The Emergency Contraceptive Pill

The emergency contraceptive pill (ECP), often referred to as the “Morning After Pill”, is a type of emergency birth control used to prevent pregnancy in women who have had unprotected sex or whose birth control method has failed.

Emergency contraceptive pills contain the medications levonorgestrel or ulipristal acetate.  Both delay or prevent ovulation when taken within 72 to 120 hours after contraceptive failure or having unprotected sex.  Pills containing ulipristal acetate require a prescription and those made with levonorgestrel can be purchased over the counter without a prescription.

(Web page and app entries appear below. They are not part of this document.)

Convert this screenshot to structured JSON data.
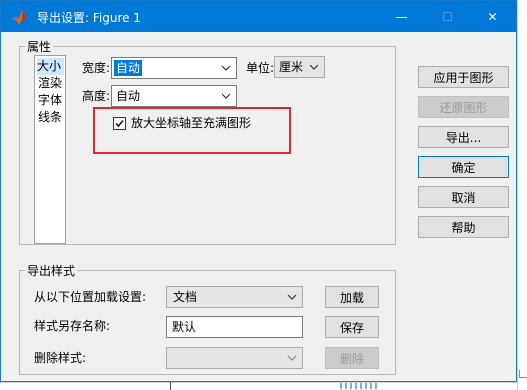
{
  "window": {
    "title": "导出设置: Figure 1",
    "app_icon": "matlab-icon",
    "controls": {
      "minimize": "—",
      "maximize": "☐",
      "close": "✕"
    }
  },
  "properties": {
    "group_label": "属性",
    "categories": [
      {
        "label": "大小",
        "selected": true
      },
      {
        "label": "渲染",
        "selected": false
      },
      {
        "label": "字体",
        "selected": false
      },
      {
        "label": "线条",
        "selected": false
      }
    ],
    "width": {
      "label": "宽度:",
      "value": "自动"
    },
    "units": {
      "label": "单位:",
      "value": "厘米"
    },
    "height": {
      "label": "高度:",
      "value": "自动"
    },
    "expand_axes": {
      "label": "放大坐标轴至充满图形",
      "checked": true
    }
  },
  "actions": {
    "apply": "应用于图形",
    "restore": "还原图形",
    "export": "导出...",
    "ok": "确定",
    "cancel": "取消",
    "help": "帮助"
  },
  "export_styles": {
    "group_label": "导出样式",
    "load": {
      "label": "从以下位置加载设置:",
      "value": "文档",
      "button": "加载"
    },
    "save": {
      "label": "样式另存名称:",
      "value": "默认",
      "button": "保存"
    },
    "delete": {
      "label": "删除样式:",
      "value": "",
      "button": "删除"
    }
  },
  "colors": {
    "titlebar": "#0078d7",
    "selection": "#0078d7",
    "annotation_box": "#e0292b"
  }
}
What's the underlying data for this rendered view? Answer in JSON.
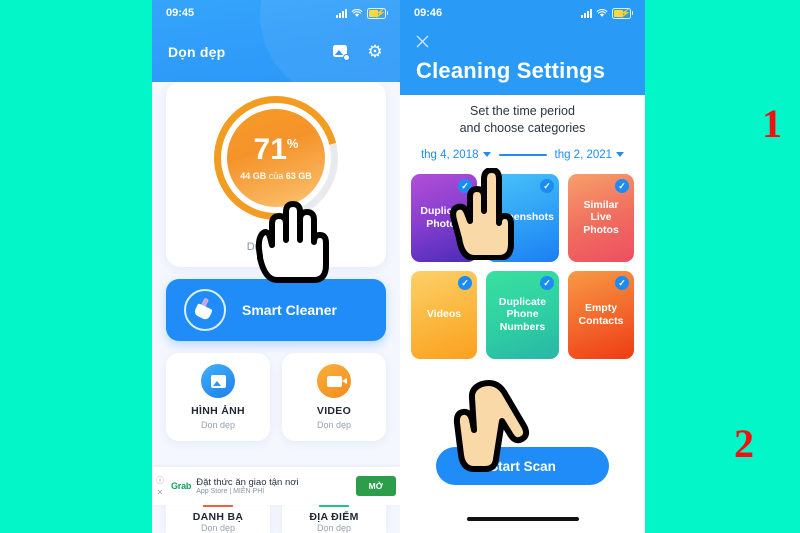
{
  "background_color": "#03F6C8",
  "left_phone": {
    "status_bar": {
      "time": "09:45",
      "signal_icon": "signal-bars-icon",
      "wifi_icon": "wifi-icon",
      "battery_icon": "battery-charging-icon"
    },
    "app_bar": {
      "title": "Dọn dẹp",
      "photo_icon": "photo-manager-icon",
      "settings_icon": "gear-icon"
    },
    "storage": {
      "percent": "71",
      "percent_symbol": "%",
      "used": "44 GB",
      "separator": " của ",
      "total": "63 GB",
      "label": "Dung lượng",
      "ring_color": "#F39C22",
      "ring_track_color": "#E9EAEE"
    },
    "smart_cleaner": {
      "label": "Smart Cleaner",
      "icon": "broom-icon",
      "color": "#1F8CF8"
    },
    "tiles": [
      {
        "title": "HÌNH ẢNH",
        "subtitle": "Dọn dẹp",
        "icon": "image-icon",
        "color": "#1E7FEB"
      },
      {
        "title": "VIDEO",
        "subtitle": "Dọn dẹp",
        "icon": "video-camera-icon",
        "color": "#F28C1E"
      }
    ],
    "ad": {
      "info_icon": "info-icon",
      "close_icon": "close-icon",
      "brand": "Grab",
      "headline": "Đặt thức ăn giao tận nơi",
      "source": "App Store",
      "price": "| MIỄN PHÍ",
      "cta": "MỞ",
      "cta_color": "#2C9E4B"
    },
    "bottom_tiles": [
      {
        "title": "DANH BẠ",
        "subtitle": "Dọn dẹp",
        "cap_color": "#F4603E"
      },
      {
        "title": "ĐỊA ĐIỂM",
        "subtitle": "Dọn dẹp",
        "cap_color": "#22C58B"
      }
    ]
  },
  "right_phone": {
    "status_bar": {
      "time": "09:46",
      "signal_icon": "signal-bars-icon",
      "wifi_icon": "wifi-icon",
      "battery_icon": "battery-charging-icon"
    },
    "header": {
      "close_icon": "close-icon",
      "title": "Cleaning Settings",
      "color": "#299BF7"
    },
    "lead_line1": "Set the time period",
    "lead_line2": "and choose categories",
    "date_range": {
      "from": "thg 4, 2018",
      "to": "thg 2, 2021",
      "caret_icon": "chevron-down-icon"
    },
    "categories": [
      {
        "label": "Duplicate Photos",
        "checked": "✓"
      },
      {
        "label": "Screenshots",
        "checked": "✓"
      },
      {
        "label": "Similar Live Photos",
        "checked": "✓"
      },
      {
        "label": "Videos",
        "checked": "✓"
      },
      {
        "label": "Duplicate Phone Numbers",
        "checked": "✓"
      },
      {
        "label": "Empty Contacts",
        "checked": "✓"
      }
    ],
    "start_scan": {
      "label": "Start Scan",
      "color": "#1F8CF8"
    },
    "home_indicator": "home-bar"
  },
  "annotations": {
    "step_1": "1",
    "step_2": "2",
    "color": "#F70F0F",
    "hand_left": "pointing-hand-cursor",
    "hand_category": "pointing-hand-cursor",
    "hand_scan": "pointing-hand-cursor"
  }
}
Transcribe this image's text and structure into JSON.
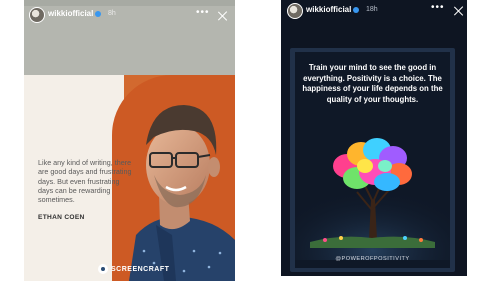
{
  "left_story": {
    "username": "wikkiofficial",
    "time": "8h",
    "more_label": "•••",
    "quote": "Like any kind of writing, there are good days and frustrating days. But even frustrating days can be rewarding sometimes.",
    "author": "ETHAN COEN",
    "brand": "SCREENCRAFT"
  },
  "right_story": {
    "username": "wikkiofficial",
    "time": "18h",
    "more_label": "•••",
    "message": "Train your mind to see the good in everything. Positivity is a choice. The happiness of your life depends on the quality of your thoughts.",
    "handle": "@POWEROFPOSITIVITY"
  },
  "colors": {
    "left_bg": "#b4b6af",
    "quote_orange": "#cd5a24",
    "right_bg": "#0e1522",
    "verified_blue": "#3897f0"
  },
  "icons": [
    "avatar",
    "verified-badge-icon",
    "more-icon",
    "close-icon",
    "screencraft-logo-icon"
  ]
}
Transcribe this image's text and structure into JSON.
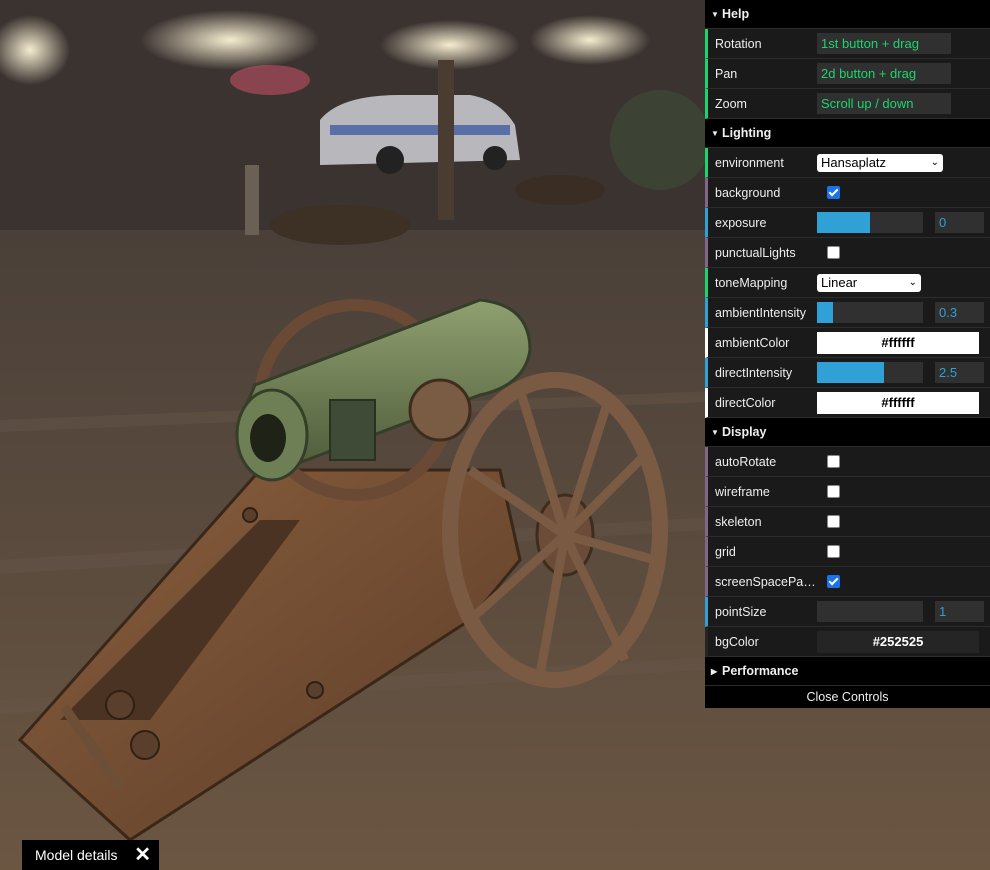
{
  "help": {
    "title": "Help",
    "rows": [
      {
        "label": "Rotation",
        "value": "1st button + drag"
      },
      {
        "label": "Pan",
        "value": "2d button + drag"
      },
      {
        "label": "Zoom",
        "value": "Scroll up / down"
      }
    ]
  },
  "lighting": {
    "title": "Lighting",
    "environment": {
      "label": "environment",
      "value": "Hansaplatz"
    },
    "background": {
      "label": "background",
      "checked": true
    },
    "exposure": {
      "label": "exposure",
      "value": "0",
      "fill": 0.5
    },
    "punctualLights": {
      "label": "punctualLights",
      "checked": false
    },
    "toneMapping": {
      "label": "toneMapping",
      "value": "Linear"
    },
    "ambientIntensity": {
      "label": "ambientIntensity",
      "value": "0.3",
      "fill": 0.15
    },
    "ambientColor": {
      "label": "ambientColor",
      "value": "#ffffff"
    },
    "directIntensity": {
      "label": "directIntensity",
      "value": "2.5",
      "fill": 0.63
    },
    "directColor": {
      "label": "directColor",
      "value": "#ffffff"
    }
  },
  "display": {
    "title": "Display",
    "autoRotate": {
      "label": "autoRotate",
      "checked": false
    },
    "wireframe": {
      "label": "wireframe",
      "checked": false
    },
    "skeleton": {
      "label": "skeleton",
      "checked": false
    },
    "grid": {
      "label": "grid",
      "checked": false
    },
    "screenSpacePanning": {
      "label": "screenSpacePan...",
      "checked": true
    },
    "pointSize": {
      "label": "pointSize",
      "value": "1",
      "fill": 0
    },
    "bgColor": {
      "label": "bgColor",
      "value": "#252525"
    }
  },
  "performance": {
    "title": "Performance"
  },
  "close_label": "Close Controls",
  "model_details": {
    "label": "Model details"
  },
  "colors": {
    "accent_string": "#1ed36f",
    "accent_number": "#2fa1d6",
    "panel_bg": "#1a1a1a"
  }
}
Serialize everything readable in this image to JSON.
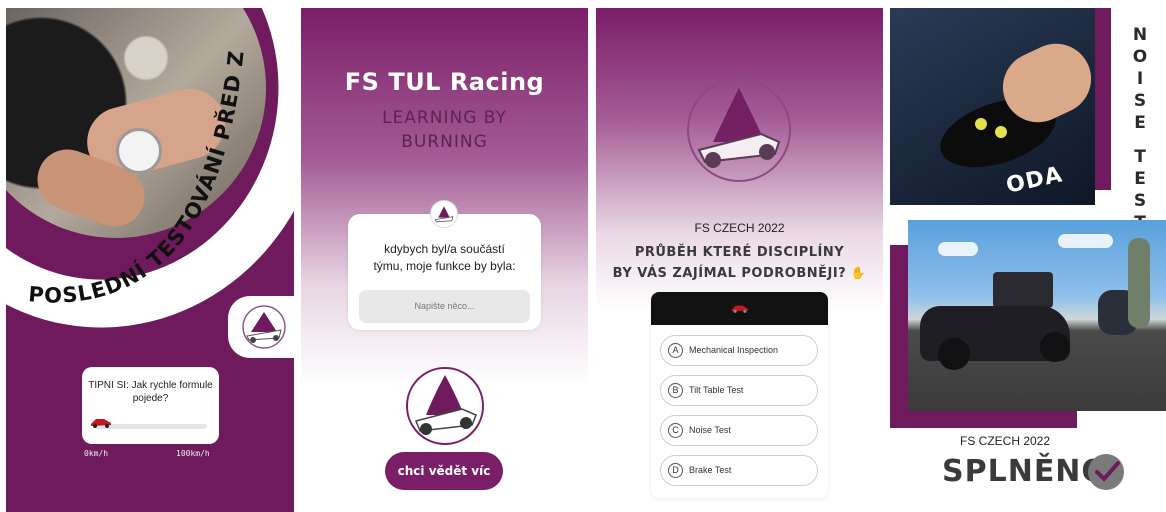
{
  "colors": {
    "brand_purple": "#6e1a5c",
    "accent": "#7a1e68"
  },
  "panel1": {
    "curved_title": "POSLEDNÍ TESTOVÁNÍ PŘED ZÁVODY",
    "quiz_question": "TIPNI SI: Jak rychle formule pojede?",
    "slider_min": "0km/h",
    "slider_max": "100km/h",
    "slider_value": 0
  },
  "panel2": {
    "brand": "FS TUL Racing",
    "slogan_line1": "LEARNING BY",
    "slogan_line2": "BURNING",
    "question_line1": "kdybych byl/a součástí",
    "question_line2": "týmu, moje funkce by byla:",
    "input_placeholder": "Napište něco...",
    "cta_label": "chci vědět víc"
  },
  "panel3": {
    "subtitle": "FS CZECH 2022",
    "headline_line1": "PRŮBĚH KTERÉ DISCIPLÍNY",
    "headline_line2": "BY VÁS ZAJÍMAL PODROBNĚJI?",
    "headline_icon": "thumbs-up-icon",
    "options": [
      {
        "letter": "A",
        "label": "Mechanical Inspection"
      },
      {
        "letter": "B",
        "label": "Tilt Table Test"
      },
      {
        "letter": "C",
        "label": "Noise Test"
      },
      {
        "letter": "D",
        "label": "Brake Test"
      }
    ]
  },
  "panel4": {
    "vertical_letters": [
      "N",
      "O",
      "I",
      "S",
      "E",
      "",
      "T",
      "E",
      "S",
      "T"
    ],
    "photo_text": "ODA",
    "caption": "FS CZECH 2022",
    "done_label": "SPLNĚNO",
    "done_icon": "checkmark-icon"
  }
}
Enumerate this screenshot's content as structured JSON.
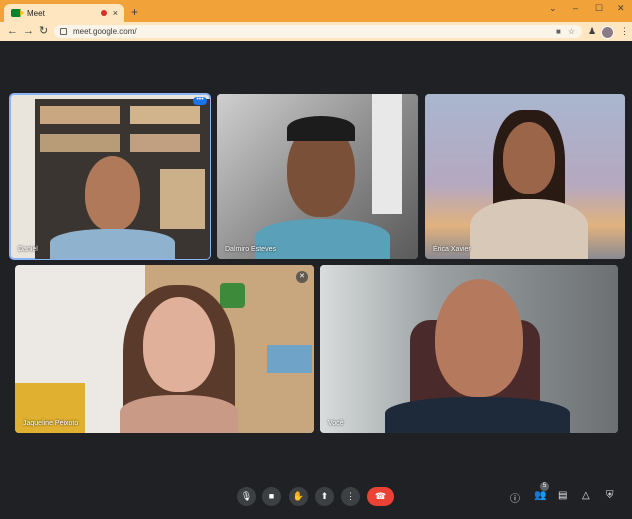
{
  "browser": {
    "tab_title": "Meet",
    "tab_close": "×",
    "new_tab": "+",
    "url": "meet.google.com/",
    "window_controls": [
      "⌄",
      "–",
      "☐",
      "✕"
    ]
  },
  "participants": [
    {
      "name": "Daniel",
      "speaking": true
    },
    {
      "name": "Dalmiro Esteves"
    },
    {
      "name": "Érica Xavier"
    },
    {
      "name": "Jaqueline Peixoto",
      "muted": true
    },
    {
      "name": "Você"
    }
  ],
  "controls": {
    "mic": "microphone-icon",
    "camera": "camera-icon",
    "hand": "raise-hand-icon",
    "present": "present-screen-icon",
    "more": "more-options-icon",
    "leave": "hang-up-icon"
  },
  "side_controls": {
    "participants_count": "5"
  },
  "colors": {
    "accent": "#8ab4f8",
    "hangup": "#ea4335",
    "background": "#202124",
    "tab_strip": "#f1a33a"
  }
}
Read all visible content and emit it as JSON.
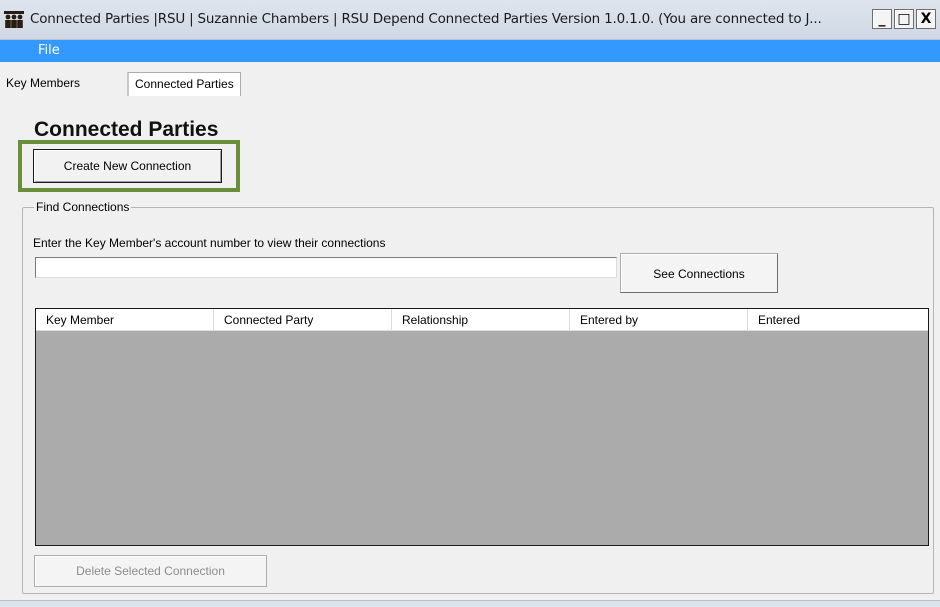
{
  "window": {
    "title": "Connected Parties |RSU | Suzannie Chambers | RSU Depend Connected Parties Version 1.0.1.0. (You are connected to J...",
    "minimize_label": "_",
    "maximize_label": "□",
    "close_label": "X"
  },
  "menu": {
    "file_label": "File"
  },
  "tabs": [
    {
      "label": "Key Members",
      "selected": false
    },
    {
      "label": "Connected Parties",
      "selected": true
    }
  ],
  "page": {
    "title": "Connected Parties",
    "create_button_label": "Create New Connection"
  },
  "find_group": {
    "legend": "Find Connections",
    "prompt": "Enter the Key Member's account number to view their connections",
    "account_value": "",
    "account_placeholder": "",
    "see_button_label": "See Connections"
  },
  "grid": {
    "columns": [
      "Key Member",
      "Connected Party",
      "Relationship",
      "Entered by",
      "Entered"
    ],
    "rows": []
  },
  "delete_button_label": "Delete Selected Connection",
  "colors": {
    "menubar": "#3399ff",
    "highlight": "#6b8e3a",
    "grid_background": "#ababab"
  },
  "icons": {
    "app": "people-group-icon"
  }
}
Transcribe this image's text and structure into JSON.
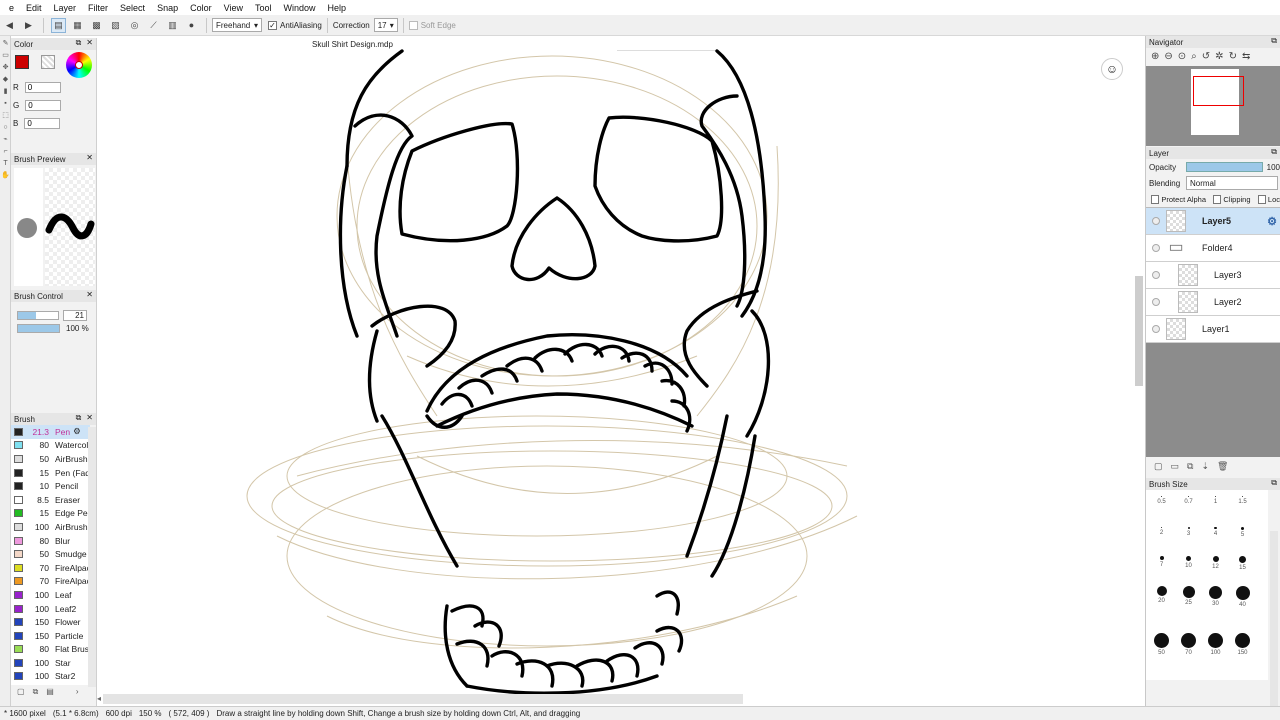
{
  "menu": [
    "e",
    "Edit",
    "Layer",
    "Filter",
    "Select",
    "Snap",
    "Color",
    "View",
    "Tool",
    "Window",
    "Help"
  ],
  "toolbar": {
    "mode_value": "Freehand",
    "antialiasing_label": "AntiAliasing",
    "correction_label": "Correction",
    "correction_value": "17",
    "soft_edge_label": "Soft Edge"
  },
  "document_tab": "Skull Shirt Design.mdp",
  "color_panel": {
    "title": "Color",
    "foreground": "#cc0000",
    "r_label": "R",
    "r_value": "0",
    "g_label": "G",
    "g_value": "0",
    "b_label": "B",
    "b_value": "0"
  },
  "brush_preview_panel": {
    "title": "Brush Preview"
  },
  "brush_control_panel": {
    "title": "Brush Control",
    "size_value": "21",
    "opacity_value": "100 %"
  },
  "brush_panel": {
    "title": "Brush",
    "items": [
      {
        "size": "21.3",
        "name": "Pen",
        "color": "#222222",
        "selected": true
      },
      {
        "size": "80",
        "name": "Watercolor",
        "color": "#7fe0f0"
      },
      {
        "size": "50",
        "name": "AirBrush",
        "color": "#dddddd"
      },
      {
        "size": "15",
        "name": "Pen (Fade)",
        "color": "#222222"
      },
      {
        "size": "10",
        "name": "Pencil",
        "color": "#222222"
      },
      {
        "size": "8.5",
        "name": "Eraser",
        "color": "#ffffff"
      },
      {
        "size": "15",
        "name": "Edge Pen",
        "color": "#22bb22"
      },
      {
        "size": "100",
        "name": "AirBrush",
        "color": "#dddddd"
      },
      {
        "size": "80",
        "name": "Blur",
        "color": "#ee99dd"
      },
      {
        "size": "50",
        "name": "Smudge",
        "color": "#f4d8c8"
      },
      {
        "size": "70",
        "name": "FireAlpaca",
        "color": "#dddd22"
      },
      {
        "size": "70",
        "name": "FireAlpaca",
        "color": "#ee9922"
      },
      {
        "size": "100",
        "name": "Leaf",
        "color": "#9922cc"
      },
      {
        "size": "100",
        "name": "Leaf2",
        "color": "#9922cc"
      },
      {
        "size": "150",
        "name": "Flower",
        "color": "#2244bb"
      },
      {
        "size": "150",
        "name": "Particle",
        "color": "#2244bb"
      },
      {
        "size": "80",
        "name": "Flat Brush",
        "color": "#99dd55"
      },
      {
        "size": "100",
        "name": "Star",
        "color": "#2244bb"
      },
      {
        "size": "100",
        "name": "Star2",
        "color": "#2244bb"
      }
    ]
  },
  "navigator": {
    "title": "Navigator"
  },
  "layer_panel": {
    "title": "Layer",
    "opacity_label": "Opacity",
    "opacity_value": "100",
    "blending_label": "Blending",
    "blending_value": "Normal",
    "protect_alpha_label": "Protect Alpha",
    "clipping_label": "Clipping",
    "lock_label": "Loc",
    "layers": [
      {
        "name": "Layer5",
        "selected": true,
        "folder": false,
        "indent": false
      },
      {
        "name": "Folder4",
        "selected": false,
        "folder": true,
        "indent": false
      },
      {
        "name": "Layer3",
        "selected": false,
        "folder": false,
        "indent": true
      },
      {
        "name": "Layer2",
        "selected": false,
        "folder": false,
        "indent": true
      },
      {
        "name": "Layer1",
        "selected": false,
        "folder": false,
        "indent": false
      }
    ]
  },
  "brush_size_panel": {
    "title": "Brush Size",
    "sizes": [
      "0.5",
      "0.7",
      "1",
      "1.5",
      "2",
      "3",
      "4",
      "5",
      "7",
      "10",
      "12",
      "15",
      "20",
      "25",
      "30",
      "40",
      "50",
      "70",
      "100",
      "150"
    ]
  },
  "status": {
    "image_size": "* 1600 pixel",
    "physical_size": "(5.1 * 6.8cm)",
    "dpi": "600 dpi",
    "zoom": "150 %",
    "cursor": "( 572, 409 )",
    "hint": "Draw a straight line by holding down Shift, Change a brush size by holding down Ctrl, Alt, and dragging"
  }
}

It is important to note that while effective, emergency contraceptive pills do not prevent all pregnancies. According to The American Academy of Family Physicians, “Emergency contraception is about 75 to 85 percent effective.” 

Furthermore, they are less effective when taken beyond the recommended time of 72 to 120 hours after intercourse. The sooner they are taken the better.

Emergency contraceptive pills are generally safe to take; however, they should not be used if:

  • You know you are or think you might already be pregnant
  • You have a history of abnormal vaginal bleeding
  • You are allergic to the ingredients

Other precautions to keep in mind are:  ECPs should only be taken as a form of backup contraception. They should not be used for routine birth control. Lastly, these pills cannot be used to terminate a pregnancy.

The side effects of emergency contraceptive pills are mild and may include:

  • Headache
  • Fatigue
  • Breast tenderness
  • Abdominal cramps
  • Spotting (light bleeding)
  • Nausea or vomiting ( If you vomit within two hours after taking an emergency contraceptive pill, consult with your healthcare provider to determine if you should repeat the dose.)

If you are experiencing symptoms such as abnormally heavy or long-lasting vaginal bleeding, fevers or chills, pain during intercourse after taking ECPs, or missed periods within three weeks of taking the pill contact your doctor immediately.

To speak with a doctor at the Women’s Health Department at Jamaica Hospital Medical Center, please call 718-291-3276.

All content of this newsletter is intended for general information purposes only and is not intended or implied to be a substitute for professional medical advice, diagnosis or treatment. Please consult a medical professional before adopting any of the suggestions on this page. You must never disregard professional medical advice or delay seeking medical treatment based upon any content of this newsletter. PROMPTLY CONSULT YOUR PHYSICIAN OR CALL 911 IF YOU BELIEVE YOU HAVE A MEDICAL EMERGENCY.